The 22nd Helicopter Air Force Base is currently equipped with Mi-24V/35 attack helicopters and Mi-171Sh multipurpose helicopters. Both types became obsolescent many years ago, which is why the then Minister Lubomír Metnar and his counterpart Secretary Mark Esper signed a G2G agreement on the acquisition of 12 new H1 helicopters in 2019. The Czech Republic shall receive additional eight, used but fully serviceable, machines (2x UH-1Y Venom and 6x AH-1Z Viper) from the U.S. free of charge to backfill the Czech support provided to Ukraine. Thanks to the agreement between the Minister of Defence Jana Cernochová and Secretary of Defence Lloyd Austin, the total number of helicopters received shall increase to 10 UH-1Y and 10 AH-1Z.

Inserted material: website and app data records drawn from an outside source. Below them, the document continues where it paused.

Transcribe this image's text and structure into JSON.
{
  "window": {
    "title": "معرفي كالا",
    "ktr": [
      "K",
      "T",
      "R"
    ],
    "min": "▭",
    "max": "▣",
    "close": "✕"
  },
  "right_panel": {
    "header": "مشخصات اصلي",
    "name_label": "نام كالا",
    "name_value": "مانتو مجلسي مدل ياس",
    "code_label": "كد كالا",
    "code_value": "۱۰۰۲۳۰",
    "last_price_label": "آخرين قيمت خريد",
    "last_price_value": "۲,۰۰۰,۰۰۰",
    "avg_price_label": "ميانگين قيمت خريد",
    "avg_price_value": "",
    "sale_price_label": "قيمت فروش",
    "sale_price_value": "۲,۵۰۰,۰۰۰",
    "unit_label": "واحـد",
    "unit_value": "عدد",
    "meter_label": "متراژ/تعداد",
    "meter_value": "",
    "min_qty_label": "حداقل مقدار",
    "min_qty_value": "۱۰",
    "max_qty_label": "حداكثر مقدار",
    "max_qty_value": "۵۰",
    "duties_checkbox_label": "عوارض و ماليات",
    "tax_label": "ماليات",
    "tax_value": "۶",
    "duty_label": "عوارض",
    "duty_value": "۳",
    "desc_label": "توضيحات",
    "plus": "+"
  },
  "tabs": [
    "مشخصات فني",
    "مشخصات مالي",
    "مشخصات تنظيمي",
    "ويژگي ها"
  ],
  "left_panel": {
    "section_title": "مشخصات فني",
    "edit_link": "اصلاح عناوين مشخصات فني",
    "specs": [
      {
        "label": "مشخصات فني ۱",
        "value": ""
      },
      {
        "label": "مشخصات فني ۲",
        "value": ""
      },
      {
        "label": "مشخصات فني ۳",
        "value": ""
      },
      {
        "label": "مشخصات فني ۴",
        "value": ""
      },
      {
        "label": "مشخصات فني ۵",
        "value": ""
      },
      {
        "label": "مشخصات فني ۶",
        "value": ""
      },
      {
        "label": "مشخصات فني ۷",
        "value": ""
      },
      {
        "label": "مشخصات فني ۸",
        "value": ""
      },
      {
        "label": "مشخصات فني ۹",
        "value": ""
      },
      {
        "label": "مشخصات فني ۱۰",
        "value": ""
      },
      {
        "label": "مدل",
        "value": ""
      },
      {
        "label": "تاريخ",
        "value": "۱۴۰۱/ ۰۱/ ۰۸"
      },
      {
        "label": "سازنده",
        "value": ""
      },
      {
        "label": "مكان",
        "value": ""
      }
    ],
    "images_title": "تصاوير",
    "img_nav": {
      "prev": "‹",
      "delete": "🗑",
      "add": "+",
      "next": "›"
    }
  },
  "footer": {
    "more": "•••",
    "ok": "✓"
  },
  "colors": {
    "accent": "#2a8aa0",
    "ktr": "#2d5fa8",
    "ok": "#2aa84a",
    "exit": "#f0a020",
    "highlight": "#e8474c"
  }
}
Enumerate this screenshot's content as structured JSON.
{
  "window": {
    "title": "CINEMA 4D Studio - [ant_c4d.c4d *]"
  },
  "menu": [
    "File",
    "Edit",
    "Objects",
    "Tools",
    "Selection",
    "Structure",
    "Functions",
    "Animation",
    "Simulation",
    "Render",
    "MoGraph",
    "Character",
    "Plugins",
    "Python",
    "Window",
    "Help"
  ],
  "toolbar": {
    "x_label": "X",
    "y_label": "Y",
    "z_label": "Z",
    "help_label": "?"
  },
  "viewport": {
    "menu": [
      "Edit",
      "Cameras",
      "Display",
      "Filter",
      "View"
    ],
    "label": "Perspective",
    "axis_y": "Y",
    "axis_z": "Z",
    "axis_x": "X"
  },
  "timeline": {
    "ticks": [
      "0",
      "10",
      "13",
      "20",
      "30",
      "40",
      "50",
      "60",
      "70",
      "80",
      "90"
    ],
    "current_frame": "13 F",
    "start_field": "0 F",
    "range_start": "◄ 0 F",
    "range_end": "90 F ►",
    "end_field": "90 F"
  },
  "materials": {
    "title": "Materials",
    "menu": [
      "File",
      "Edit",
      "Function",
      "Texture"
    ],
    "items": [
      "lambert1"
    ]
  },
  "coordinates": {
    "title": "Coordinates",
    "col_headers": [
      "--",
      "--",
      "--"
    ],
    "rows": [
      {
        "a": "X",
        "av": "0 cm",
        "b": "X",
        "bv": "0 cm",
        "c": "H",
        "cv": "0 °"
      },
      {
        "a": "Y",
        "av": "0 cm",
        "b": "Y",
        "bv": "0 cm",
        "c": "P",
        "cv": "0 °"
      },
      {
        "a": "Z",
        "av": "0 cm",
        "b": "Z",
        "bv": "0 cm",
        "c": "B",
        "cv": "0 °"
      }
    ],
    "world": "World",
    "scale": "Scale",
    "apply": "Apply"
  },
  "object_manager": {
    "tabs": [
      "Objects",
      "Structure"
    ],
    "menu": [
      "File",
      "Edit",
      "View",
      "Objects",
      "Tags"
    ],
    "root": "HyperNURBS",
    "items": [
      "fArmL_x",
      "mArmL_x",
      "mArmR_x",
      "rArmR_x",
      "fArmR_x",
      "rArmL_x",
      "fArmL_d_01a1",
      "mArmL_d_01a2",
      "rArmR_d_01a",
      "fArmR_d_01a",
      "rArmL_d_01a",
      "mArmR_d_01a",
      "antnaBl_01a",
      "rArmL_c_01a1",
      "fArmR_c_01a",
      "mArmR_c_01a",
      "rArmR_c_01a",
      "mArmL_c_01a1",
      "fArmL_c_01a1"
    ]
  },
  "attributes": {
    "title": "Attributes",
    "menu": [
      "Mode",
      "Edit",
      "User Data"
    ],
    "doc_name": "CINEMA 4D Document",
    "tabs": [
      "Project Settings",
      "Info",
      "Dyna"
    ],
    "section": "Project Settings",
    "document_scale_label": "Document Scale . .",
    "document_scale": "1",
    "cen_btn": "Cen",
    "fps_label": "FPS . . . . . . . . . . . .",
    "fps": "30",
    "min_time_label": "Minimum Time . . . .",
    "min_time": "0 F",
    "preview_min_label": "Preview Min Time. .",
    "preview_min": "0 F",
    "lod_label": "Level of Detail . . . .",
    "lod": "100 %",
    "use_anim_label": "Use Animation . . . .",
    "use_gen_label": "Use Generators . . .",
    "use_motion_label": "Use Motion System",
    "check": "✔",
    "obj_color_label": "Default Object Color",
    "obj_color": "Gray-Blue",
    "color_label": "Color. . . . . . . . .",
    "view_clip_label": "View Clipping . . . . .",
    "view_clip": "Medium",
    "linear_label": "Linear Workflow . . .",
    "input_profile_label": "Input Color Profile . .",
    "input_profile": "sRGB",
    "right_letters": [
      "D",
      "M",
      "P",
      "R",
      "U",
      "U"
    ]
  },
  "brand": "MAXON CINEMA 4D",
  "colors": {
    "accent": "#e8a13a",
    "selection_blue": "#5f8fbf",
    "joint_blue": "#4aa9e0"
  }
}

The pilots and mechanics from the Helicopter Air Base in Námešt nad Oslavou were retrained for the operation of new helicopters at Marine Corps Base Camp Pendleton starting last July. The flight personnel even received helmets tailored to their measurement in the United States. The demanding seven-month basic training included IFR flying, formation and low level flying, sling load and hoist training. The highlights of the training were the flights with life fire at ground targets with cannon and unguided rockets and night flights. Each pilot spent approximately 80 hours airborne. The following courses shall continue in the Czech Republic under the command of the U. S. Mobile Training Team (MTT) for the next two years, until the pilots and mechanics learn the full extent of the operation and maintenance of the aircraft.
In March, the first of two training simulators arrived to the Czech Republic. LOM Praha shall operate them in the simulation center at the Námešt nad Oslavou Air Base. The building designated H1 shall provide the trainees with lecture rooms, mission planning offices and facilities necessary for the ground and flight personnel. The simulator offers all controls and weapon systems of a real helicopter. The software is connected to the planning system, which the pilots use to prepare for missions. LOM Praha shall also provide life cycle support including higher levels of maintenance. Local specialists are currently being trained for the maintenance of H1 helicopters. The Czech Air Force already received the initial sets of spares for the Venom and Viper, as well as ground support equipment to check the helicopters, aircraft maintenance stands, electrical start cart and other equipment. This materiel shall be delivered to the Czech Republic in phases in a total of eighty 40ft shipping containers.